Nothing beats a tiring day like rounding up a bunch of sugar high Kindergartners. Unless it’s medicating an unwilling cat...
My wife has a cat. Two cats actually.
It’s been three years since we got these cats from the local rescue shelter. We haven’t had to deal with flea problems owning these hairy fur balls for pets…until now!
After three flea free years (try saying that 10 times in a row!) and the onset of summer, the fleas have somehow found their way indoors to feast on these two over fed mobile blood lunch wagons. So we got this overpriced, liquid stuff you’re supposed to rub in on the back of the cats’ neck once a month to get rid of the biting bugs and prevent them from coming back.
The “easy” cat was no problem. A pat on the head, scratch the belly and a dose on the back of the neck and we’re done.
The other cat, aptly named ROZILLA, is a different story. Rozzee hasn’t ever been to the vet because she doesn’t trust us enough to pick her up. When I’m occasionally stupid enough to try, I get a twisting, furiously hissing, screaming, spitting, ball of fur and muscle which usually results in making us both very wary and unhappy with each other.
So we’ve come to somewhat of a truce. As long as I don’t try and touch the cat with both hands she’ll submit, somewhat flinchingly, to an occasional one handed scratch behind the ear.
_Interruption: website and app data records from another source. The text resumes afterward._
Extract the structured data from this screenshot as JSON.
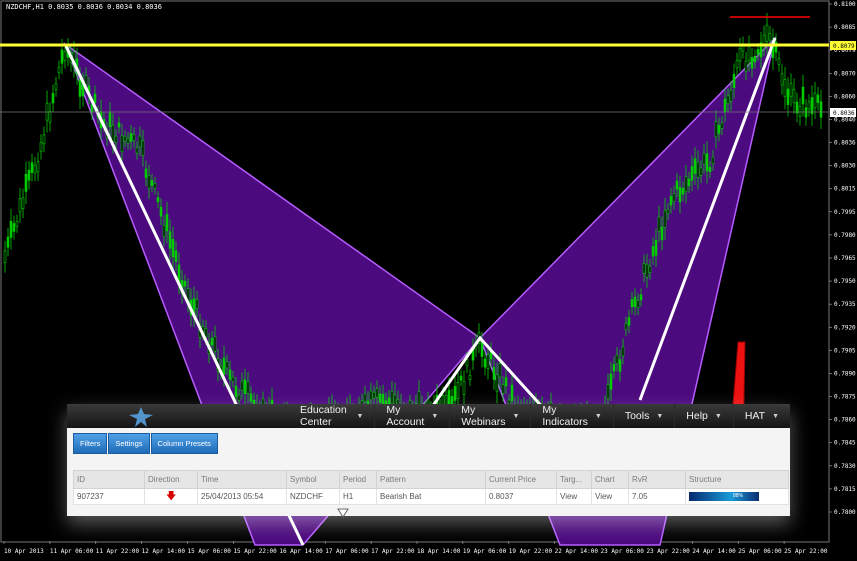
{
  "chart": {
    "title": "NZDCHF,H1 0.8035 0.8036 0.8034 0.8036",
    "price_labels": [
      "0.8100",
      "0.8085",
      "0.8079",
      "0.8070",
      "0.8060",
      "0.8040",
      "0.8036",
      "0.8030",
      "0.8015",
      "0.7995",
      "0.7980",
      "0.7965",
      "0.7950",
      "0.7935",
      "0.7920",
      "0.7905",
      "0.7890",
      "0.7875",
      "0.7860",
      "0.7845",
      "0.7830",
      "0.7815",
      "0.7800"
    ],
    "time_labels": [
      "10 Apr 2013",
      "11 Apr 06:00",
      "11 Apr 22:00",
      "12 Apr 14:00",
      "15 Apr 06:00",
      "15 Apr 22:00",
      "16 Apr 14:00",
      "17 Apr 06:00",
      "17 Apr 22:00",
      "18 Apr 14:00",
      "19 Apr 06:00",
      "19 Apr 22:00",
      "22 Apr 14:00",
      "23 Apr 06:00",
      "23 Apr 22:00",
      "24 Apr 14:00",
      "25 Apr 06:00",
      "25 Apr 22:00"
    ],
    "highlight_price": "0.8079",
    "current_price": "0.8036",
    "colors": {
      "candle": "#00cc00",
      "pattern_fill": "#4b0a7d",
      "pattern_edge": "#b65cff",
      "leg": "#ffffff",
      "level": "#ffff33",
      "level_red": "#ff0000",
      "grid": "#404040"
    }
  },
  "nav": {
    "items": [
      {
        "label": "Education Center"
      },
      {
        "label": "My Account"
      },
      {
        "label": "My Webinars"
      },
      {
        "label": "My Indicators"
      },
      {
        "label": "Tools"
      },
      {
        "label": "Help"
      },
      {
        "label": "HAT"
      }
    ]
  },
  "toolbar": {
    "filters": "Filters",
    "settings": "Settings",
    "column_presets": "Column Presets"
  },
  "table": {
    "headers": [
      "ID",
      "Direction",
      "Time",
      "Symbol",
      "Period",
      "Pattern",
      "Current Price",
      "Targ...",
      "Chart",
      "RvR",
      "Structure"
    ],
    "row": {
      "id": "907237",
      "time": "25/04/2013 05:54",
      "symbol": "NZDCHF",
      "period": "H1",
      "pattern": "Bearish Bat",
      "current_price": "0.8037",
      "target": "View",
      "chart": "View",
      "rvr": "7.05",
      "structure": "88%"
    }
  },
  "annotation": {
    "arrow_color": "#ee1111"
  }
}
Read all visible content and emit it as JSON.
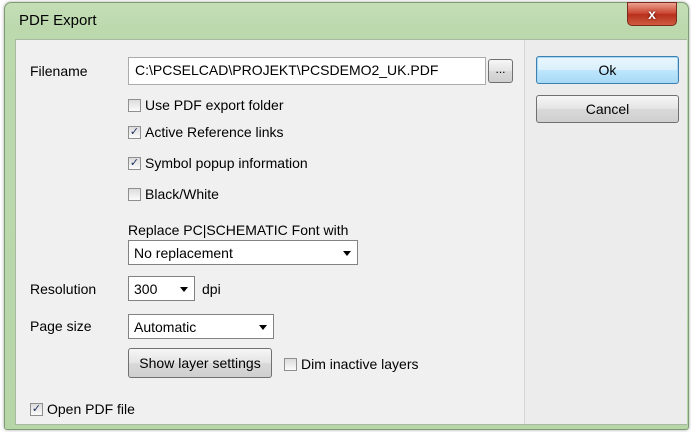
{
  "window": {
    "title": "PDF Export",
    "close_label": "x"
  },
  "filename": {
    "label": "Filename",
    "value": "C:\\PCSELCAD\\PROJEKT\\PCSDEMO2_UK.PDF",
    "browse_label": "..."
  },
  "options": [
    {
      "label": "Use PDF export folder",
      "checked": false,
      "check_mark": ""
    },
    {
      "label": "Active Reference links",
      "checked": true,
      "check_mark": "✓"
    },
    {
      "label": "Symbol popup information",
      "checked": true,
      "check_mark": "✓"
    },
    {
      "label": "Black/White",
      "checked": false,
      "check_mark": ""
    }
  ],
  "font_replace": {
    "label": "Replace PC|SCHEMATIC Font with",
    "value": "No replacement"
  },
  "resolution": {
    "label": "Resolution",
    "value": "300",
    "unit": "dpi"
  },
  "page_size": {
    "label": "Page size",
    "value": "Automatic"
  },
  "layers": {
    "button_label": "Show layer settings",
    "dim_label": "Dim inactive layers",
    "dim_checked": false,
    "dim_mark": ""
  },
  "open_pdf": {
    "label": "Open PDF file",
    "checked": true,
    "check_mark": "✓"
  },
  "actions": {
    "ok_label": "Ok",
    "cancel_label": "Cancel"
  }
}
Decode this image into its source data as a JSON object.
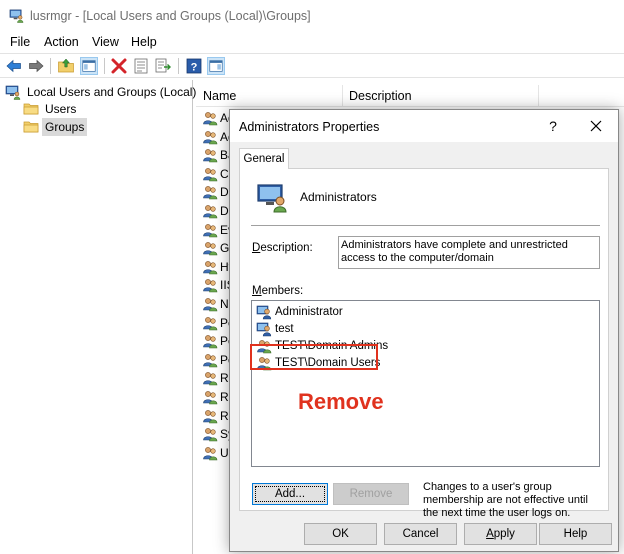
{
  "window": {
    "title": "lusrmgr - [Local Users and Groups (Local)\\Groups]",
    "icon": "lusrmgr-icon"
  },
  "menu": [
    "File",
    "Action",
    "View",
    "Help"
  ],
  "toolbar": {
    "buttons": [
      "back-icon",
      "forward-icon",
      "up-folder-icon",
      "show-hide-tree-icon",
      "delete-icon",
      "properties-icon",
      "export-list-icon",
      "help-icon",
      "action-pane-icon"
    ]
  },
  "tree": {
    "root": "Local Users and Groups (Local)",
    "children": [
      {
        "label": "Users",
        "selected": false
      },
      {
        "label": "Groups",
        "selected": true
      }
    ]
  },
  "list": {
    "columns": [
      "Name",
      "Description"
    ],
    "rows": [
      "Ad",
      "Ad",
      "Ba",
      "Cr",
      "De",
      "Dis",
      "Ev",
      "Gu",
      "Hy",
      "IIS",
      "Ne",
      "Pe",
      "Pe",
      "Po",
      "Re",
      "Re",
      "Re",
      "Sy",
      "Us"
    ]
  },
  "dialog": {
    "title": "Administrators Properties",
    "help": "?",
    "close": "✕",
    "tab": "General",
    "group_name": "Administrators",
    "description_label": "Description:",
    "description_value": "Administrators have complete and unrestricted access to the computer/domain",
    "members_label": "Members:",
    "members": [
      {
        "name": "Administrator",
        "type": "user"
      },
      {
        "name": "test",
        "type": "user"
      },
      {
        "name": "TEST\\Domain Admins",
        "type": "group"
      },
      {
        "name": "TEST\\Domain Users",
        "type": "group"
      }
    ],
    "add_label": "Add...",
    "remove_label": "Remove",
    "note": "Changes to a user's group membership are not effective until the next time the user logs on.",
    "ok_label": "OK",
    "cancel_label": "Cancel",
    "apply_label": "Apply",
    "help_label": "Help"
  },
  "annotation": {
    "text": "Remove",
    "color": "#e0321e"
  }
}
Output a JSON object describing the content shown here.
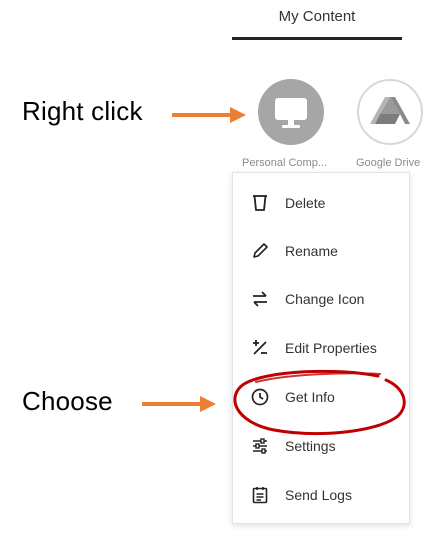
{
  "header": {
    "tab_title": "My Content"
  },
  "annotations": {
    "right_click": "Right click",
    "choose": "Choose",
    "arrow_color": "#ED7D31",
    "circle_color": "#C00000"
  },
  "tiles": [
    {
      "label": "Personal Comp...",
      "icon": "computer-monitor-icon",
      "color": "#A6A6A6"
    },
    {
      "label": "Google Drive",
      "icon": "google-drive-icon"
    }
  ],
  "context_menu": {
    "items": [
      {
        "label": "Delete",
        "icon": "trash-icon"
      },
      {
        "label": "Rename",
        "icon": "pencil-icon"
      },
      {
        "label": "Change Icon",
        "icon": "swap-arrows-icon"
      },
      {
        "label": "Edit Properties",
        "icon": "edit-properties-icon"
      },
      {
        "label": "Get Info",
        "icon": "clock-info-icon"
      },
      {
        "label": "Settings",
        "icon": "sliders-icon"
      },
      {
        "label": "Send Logs",
        "icon": "clipboard-list-icon"
      }
    ]
  }
}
Our plan was simple. I was to immobilize Rozzee with a beach towel and expose the neck area for Claudette to apply the medication. The execution of the plan wasn’t so simple.
Festooned with said beach towel and thick leather work gloves like some demented urban toreador, I approach my quarry. The cat immediately shoots full tilt from room to room with me never getting within five feet of a capture opportunity.
“Plan B”: Close off all the doors in the upper hallway. Chase the cat up the stairs and corner the cat at the dead-end linen closet door. Claudette will stand guard at the top of the stairs to prevent escape in case I miss.
Round and round downstairs we go until Rozzee bolts up the stairs according to plan. I cautiously approach. Coming in low while blocking off the only exit with the towel, I manage to get most of the cat wrapped in the towel. Unfortunately, “most” isn’t enough and I’m getting mauled by the toothy end and one exposed claw.
The cat manages to squirm loose and shoots down the hallway toward Claudette who’s supposed to be blocking the exit down the stairs. Claudette, no fool, immediately abandons her job as “blocker” by pressing flat against the hallway wall and shrieks as Rozzee zooms past. Nice blocking job there, partner!
We regroup and decide to have another pass at “Plan B”. The problem we have now is that the cat has figured out “Plan B” and won’t be tricked into going up the stairs.
So for the next twenty minutes, we go round and round from the living room, to kitchen, to family room, behind the piano, behind the entertainment center, under the couches until the cat and I are exhausted and sweating like hard run horses in the Kentucky Derby. I’m sure any neighbors looking in through our living room picture window that night would have found the spectacle better than any reality show on FOX that night.
The cat finally is exhausted and panting hard. She latches all four claws in the seat cushion of a dining room chair and howls as I cover her with the beach towel with one hand and hold her head with the other while Claudette applies the medication.
Job complete, I quickly step back releasing both ends of mad cat at the same time expecting her to bolt as far away from me as possible. Surprisingly, the cat remains clamped to the chair for the rest the evening probably resting up for next month when we get to do it all over again.
Maybe Kindergarten isn’t so bad after all.